6. Android Auto syncs with your Google account.

6. Android Auto syncs with your Google account.

Like your Android smartphone, Android Auto syncs with the Google account you use on any device. That means if you search for a good pizza place on your laptop and then get in your car, Android Auto will be instantly ready to give you directions. From just typing one or two characters of an address or point of interest, Google can guess where you want to go. Compare that to most factory navigation systems, where you go through multiple screens to select a state, then a house number, and then a street name. Although it’s especially useful for directions, Android Auto also brings over all your contacts, recent calls and texts, IM conversations, calendar information, and more. And whether you’ve updated any of these from your phone, from your tablet, from your computer, or from inside your car, the new message, appointment, or contact will sync across all of them.

7. It's user-friendly.

7. It's user-friendly.

If all this talk of using your car as a phone is making you worry about distracted driving, fear not: Android Auto is easier to use while driving than your phone, or even most cars’ infotainment systems. We described how Android Auto offers speedy searches and useful voice-recognition capabilities. But its apps are also redesigned from the versions you’d see on your phone. They’re optimized for landscape rather than portrait view. They’re simpler than the phone apps, with bigger buttons and less clutter so that you can quickly see what you’re looking for. And some of them lock out certain features while you’re driving, for example by only reading aloud your calendar rather than letting you review it on the screen. All these changes help make the system perfect for using while you’re on the road, providing useful information without excess distraction. You’ll also use it in pretty much the same way no matter what car you’re in; you don’t have to learn a new infotainment system each time you rent a car or buy a new one.

8. Nearly all phones and new cars support Android Auto.

8. Nearly all phones and new cars support Android Auto.

When Android Auto first came out, folks with older smartphones were out of luck: The system required a then-recent operating system, Android Lollipop (version 5.0). But now, you won’t find many phones with such an old system; Google replaced it with Marshmallow (6.0) in 2015. That means if you have an Android phone today, it almost certainly can handle the Android Auto app. Similarly, relatively few cars supported Android Auto when it first appeared, but since then automakers have scrambled to incorporate the popular feature. Some models still leave it off their base trim levels, but it’s frequently standard across the board. And one of the industry’s biggest Android Auto holdouts — Toyota and its Lexus subsidiary — just started supporting the system on some new 2020 models. That leaves BMW as the only notable carmaker without Android Auto; the “Ultimate Driving Machine” only plays with iPhones.

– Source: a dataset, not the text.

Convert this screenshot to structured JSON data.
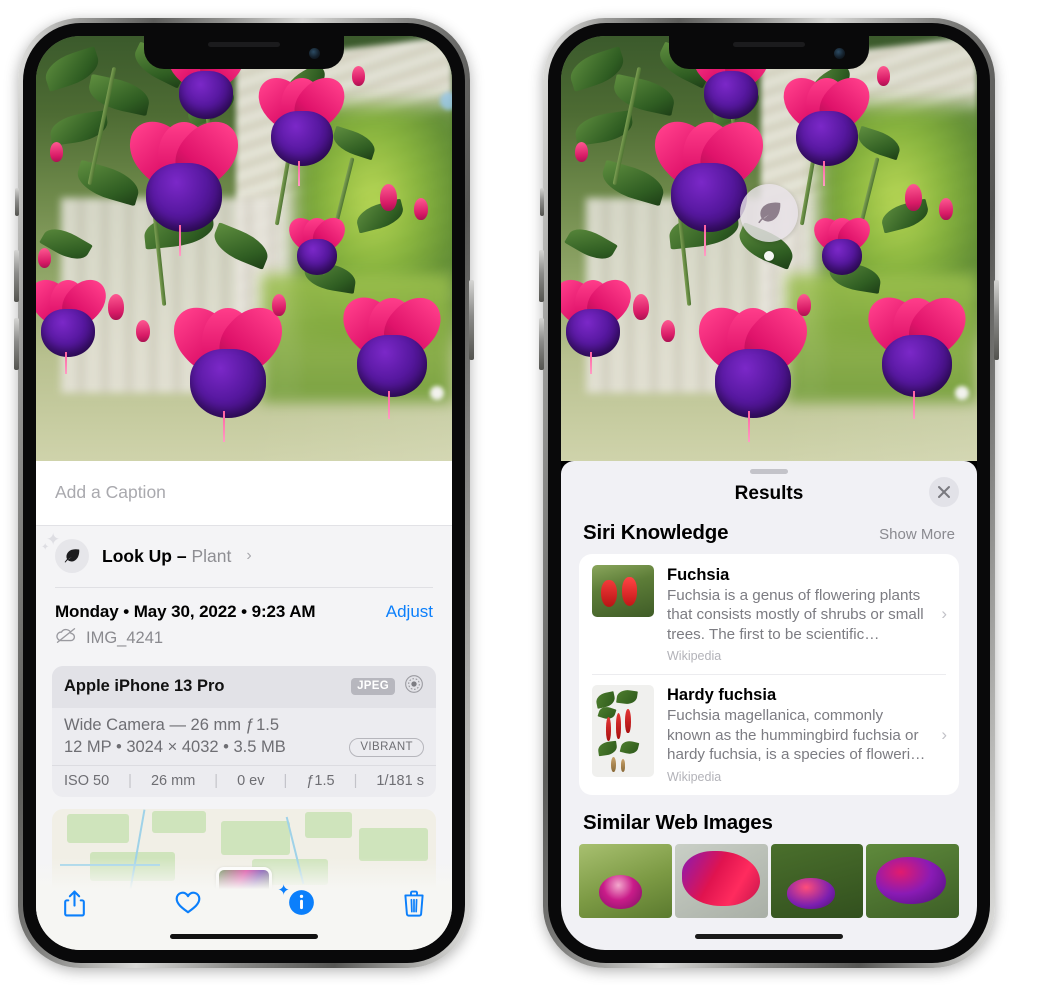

9. You can get Android Auto in an aftermarket head unit, too.

9. You can get Android Auto in an aftermarket head unit, too.

If your car doesn’t have Android Auto from the factory, you’re not out of luck. You can buy and install an aftermarket stereo head unit whose touchscreen will support the system. When we searched online, we quickly found a broad selection of head units compatible with Android Auto from well-known brands like Pioneer, JVC, Sony, and Kenwood. Most cost between $200 and $400, not including installation if you choose to have that done professionally. That’s not super-cheap, but it’s much less than most carmakers charge for a factory navigation system.

10. Android Auto offers similar functionality to Apple CarPlay.

10. Android Auto offers similar functionality to Apple CarPlay.

If you’re used to using an iPhone with Apple CarPlay, you’ll find Android Auto pretty similar. The gist of the two systems is the same: using your car’s infotainment screen to access your smartphone’s functionality. And nearly any car that supports one of these systems also supports the other — aside from BMWs and some recent-model Toyotas, which are compatible only with CarPlay. The biggest difference is the obvious one: Android Auto requires a smartphone running Google’s Android operating system, while Apple CarPlay works only with Apple devices.